▶ [The task] Please reproduce all of the data below exactly, leaving each picture out.

[Task data]

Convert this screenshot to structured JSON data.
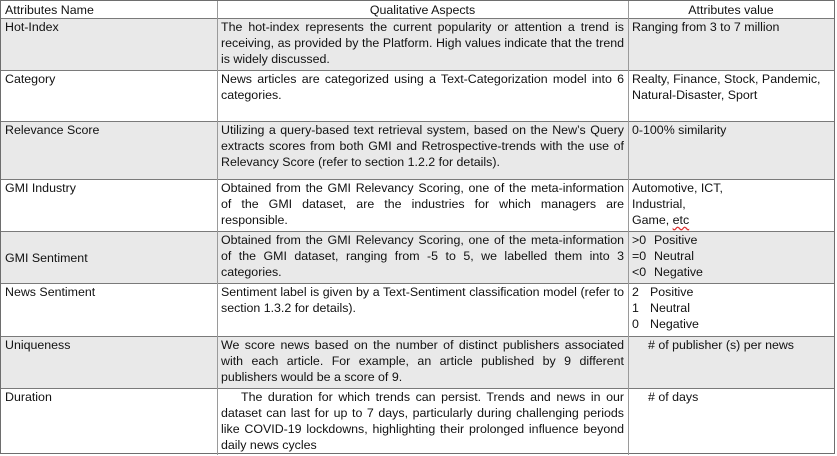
{
  "headers": {
    "col1": "Attributes Name",
    "col2": "Qualitative Aspects",
    "col3": "Attributes value"
  },
  "rows": [
    {
      "name": "Hot-Index",
      "description": "The hot-index represents the current popularity or attention a trend is receiving, as provided by the Platform. High values indicate that the trend is widely discussed.",
      "value": "Ranging from 3 to 7 million"
    },
    {
      "name": "Category",
      "description": "News articles are categorized using a Text-Categorization model into 6 categories.",
      "value": "Realty, Finance, Stock, Pandemic, Natural-Disaster, Sport"
    },
    {
      "name": "Relevance Score",
      "description": "Utilizing a query-based text retrieval system, based on the New’s Query extracts scores from both GMI and Retrospective-trends with the use of Relevancy Score (refer to section 1.2.2 for details).",
      "value": "0-100% similarity"
    },
    {
      "name": "GMI Industry",
      "description": "Obtained from the GMI Relevancy Scoring, one of the meta-information of the GMI dataset, are the industries for which managers are responsible.",
      "value_lines": [
        "Automotive, ICT,",
        "Industrial,",
        "Game, "
      ],
      "value_etc": "etc"
    },
    {
      "name": "GMI Sentiment",
      "description": "Obtained from the GMI Relevancy Scoring, one of the meta-information of the GMI dataset, ranging from -5 to 5, we labelled them into 3 categories.",
      "value_items": [
        {
          "sym": ">0",
          "label": "Positive"
        },
        {
          "sym": "=0",
          "label": "Neutral"
        },
        {
          "sym": "<0",
          "label": "Negative"
        }
      ]
    },
    {
      "name": "News Sentiment",
      "description": "Sentiment label is given by a Text-Sentiment classification model (refer to section 1.3.2 for details).",
      "value_items": [
        {
          "sym": "2",
          "label": "Positive"
        },
        {
          "sym": "1",
          "label": "Neutral"
        },
        {
          "sym": "0",
          "label": "Negative"
        }
      ]
    },
    {
      "name": "Uniqueness",
      "description": "We score news based on the number of distinct publishers associated with each article. For example, an article published by 9 different publishers would be a score of 9.",
      "value": "# of publisher (s) per news"
    },
    {
      "name": "Duration",
      "description": "The duration for which trends can persist. Trends and news in our dataset can last for up to 7 days, particularly during challenging periods like COVID-19 lockdowns, highlighting their prolonged influence beyond daily news cycles",
      "value": "# of days"
    }
  ]
}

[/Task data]

▶ [Solution below]
Convert this screenshot to structured JSON data.
{
  "headers": {
    "col1": "Attributes Name",
    "col2": "Qualitative Aspects",
    "col3": "Attributes value"
  },
  "rows": [
    {
      "name": "Hot-Index",
      "description": "The hot-index represents the current popularity or attention a trend is receiving, as provided by the Platform. High values indicate that the trend is widely discussed.",
      "value": "Ranging from 3 to 7 million"
    },
    {
      "name": "Category",
      "description": "News articles are categorized using a Text-Categorization model into 6 categories.",
      "value": "Realty, Finance, Stock, Pandemic, Natural-Disaster, Sport"
    },
    {
      "name": "Relevance Score",
      "description": "Utilizing a query-based text retrieval system, based on the New’s Query extracts scores from both GMI and Retrospective-trends with the use of Relevancy Score (refer to section 1.2.2 for details).",
      "value": "0-100% similarity"
    },
    {
      "name": "GMI Industry",
      "description": "Obtained from the GMI Relevancy Scoring, one of the meta-information of the GMI dataset, are the industries for which managers are responsible.",
      "value_lines": [
        "Automotive, ICT,",
        "Industrial,",
        "Game, "
      ],
      "value_etc": "etc"
    },
    {
      "name": "GMI Sentiment",
      "description": "Obtained from the GMI Relevancy Scoring, one of the meta-information of the GMI dataset, ranging from -5 to 5, we labelled them into 3 categories.",
      "value_items": [
        {
          "sym": ">0",
          "label": "Positive"
        },
        {
          "sym": "=0",
          "label": "Neutral"
        },
        {
          "sym": "<0",
          "label": "Negative"
        }
      ]
    },
    {
      "name": "News Sentiment",
      "description": "Sentiment label is given by a Text-Sentiment classification model (refer to section 1.3.2 for details).",
      "value_items": [
        {
          "sym": "2",
          "label": "Positive"
        },
        {
          "sym": "1",
          "label": "Neutral"
        },
        {
          "sym": "0",
          "label": "Negative"
        }
      ]
    },
    {
      "name": "Uniqueness",
      "description": "We score news based on the number of distinct publishers associated with each article. For example, an article published by 9 different publishers would be a score of 9.",
      "value": "# of publisher (s) per news"
    },
    {
      "name": "Duration",
      "description": "The duration for which trends can persist. Trends and news in our dataset can last for up to 7 days, particularly during challenging periods like COVID-19 lockdowns, highlighting their prolonged influence beyond daily news cycles",
      "value": "# of days"
    }
  ]
}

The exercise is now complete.